Supply Chain Chaos. Okay, so here’s the deal: a bunch of attacks in the Red Sea is causing some serious trouble for businesses, especially those that rely on shipping stuff globally. These attacks have made shipping lanes risky, leading to some wild changes in how things get moved around.
Rising Costs and Delays
One of the bosses, Thomas O’Brien from Boxer Gifts, spilled the beans on their costs—up a whopping 250%! Why? Because their cool stuff’s made in China, and shipping’s their lifeline. But now, with all the chaos in the Red Sea, ships are taking long detours to avoid trouble.
Impact on Prices and Availability
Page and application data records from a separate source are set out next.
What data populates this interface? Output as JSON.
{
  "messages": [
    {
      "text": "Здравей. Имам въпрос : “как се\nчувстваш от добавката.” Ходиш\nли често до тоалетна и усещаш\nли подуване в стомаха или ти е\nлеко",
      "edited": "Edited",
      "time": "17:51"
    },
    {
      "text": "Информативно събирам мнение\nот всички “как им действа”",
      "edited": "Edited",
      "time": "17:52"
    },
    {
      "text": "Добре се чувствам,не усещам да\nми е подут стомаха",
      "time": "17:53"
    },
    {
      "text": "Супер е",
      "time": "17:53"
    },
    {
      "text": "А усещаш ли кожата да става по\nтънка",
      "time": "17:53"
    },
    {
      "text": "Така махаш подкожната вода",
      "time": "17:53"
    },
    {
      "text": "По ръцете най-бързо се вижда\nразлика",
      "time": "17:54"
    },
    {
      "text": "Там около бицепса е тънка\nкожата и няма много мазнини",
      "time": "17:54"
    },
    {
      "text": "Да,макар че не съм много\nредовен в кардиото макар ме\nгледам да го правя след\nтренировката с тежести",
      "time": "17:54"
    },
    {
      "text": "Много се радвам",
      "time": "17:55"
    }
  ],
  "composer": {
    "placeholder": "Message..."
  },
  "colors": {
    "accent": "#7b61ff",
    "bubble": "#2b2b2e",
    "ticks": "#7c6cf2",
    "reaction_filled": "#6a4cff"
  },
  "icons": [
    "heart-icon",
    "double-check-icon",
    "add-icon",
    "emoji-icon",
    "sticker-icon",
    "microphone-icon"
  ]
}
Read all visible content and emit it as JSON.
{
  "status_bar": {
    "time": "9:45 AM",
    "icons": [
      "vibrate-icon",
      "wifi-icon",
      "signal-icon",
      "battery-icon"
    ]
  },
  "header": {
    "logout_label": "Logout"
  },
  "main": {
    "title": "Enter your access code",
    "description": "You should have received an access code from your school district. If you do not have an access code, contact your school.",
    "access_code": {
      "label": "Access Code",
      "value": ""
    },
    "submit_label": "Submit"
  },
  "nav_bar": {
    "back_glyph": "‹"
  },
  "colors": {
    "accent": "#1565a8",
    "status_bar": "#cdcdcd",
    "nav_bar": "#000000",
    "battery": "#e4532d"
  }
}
It’s not just Thomas; many business owners are freaked out about possible delays and price hikes. The British Retail Consortium’s Helen Dickinson warned about this mess causing problems with getting stuff and jacking up prices.
Why the Red Sea Drama Matters
So, these attacks are happening because of a group called the Houthi. They’ve been targeting ships heading to Israel. Scary stuff! To dodge the danger, some big shipping companies like Mediterranean Shipping Company and Maersk are taking super-long routes around Africa instead of risking the Red Sea.
The Price Tag of Chaos
Supply Chain Chaos. Thomas spilled some more tea: shipping costs shot up by a crazy 250% in just two weeks! That’s a massive headache for Boxer Gifts. They’re trying to absorb the extra costs, but if things get worse, prices might hike up for us too. And delays? Oh boy, they’re facing delays of 10 to 14 days extra on top of the regular wait times. That means their Valentine’s and Mother’s Day goodies might not make it in time!
Big Players Making Moves
Some huge shipping giants like Hapag-Lloyd, MSC, and Maersk are steering clear of the Red Sea until at least early January. They’ve rerouted about 25 ships in December alone. France’s CMA-CGM is hiking up their rates for shipping between Europe and the Mediterranean.
Short-Term Mess, Long-Term Worries
There’s already some chaos in supply chains, but the International Chamber of Shipping’s Guy Platten says it’ll take a few weeks before we really feel the heat. Sure, shipping costs and stuff have gone up, but goods are still getting through, just taking the longer way ’round.
Huge Costs and Customer Concerns
For Thomas and his business, this mess could mean losing hundreds of thousands of pounds. But he’s more worried about disappointing customers. He knows that a hit to their reputation can stick around for way longer than just a temporary money loss.
Businesses Feeling the Crunch
Another business owner, Rachael Waring, is also in a tight spot. Her furniture business got hit hard—containers of her stuff got rerouted. Customers are waiting for their furniture, and Rachael’s feeling the cash flow pinch since she can’t deliver and invoice them on time.
The Financial Toll and Future Impact
Peter Sand, a shipping expert, says the costs of taking the long route are no joke—like an extra million dollars just on fuel! But once things calm down, he hopes these extra costs won’t become the norm. It’s all about covering the immediate chaos without it becoming a permanent problem.
So yeah, these Red Sea troubles aren’t just shaking up shipping—they’re messing with prices, causing delays, and making things pretty tough for businesses and customers alike.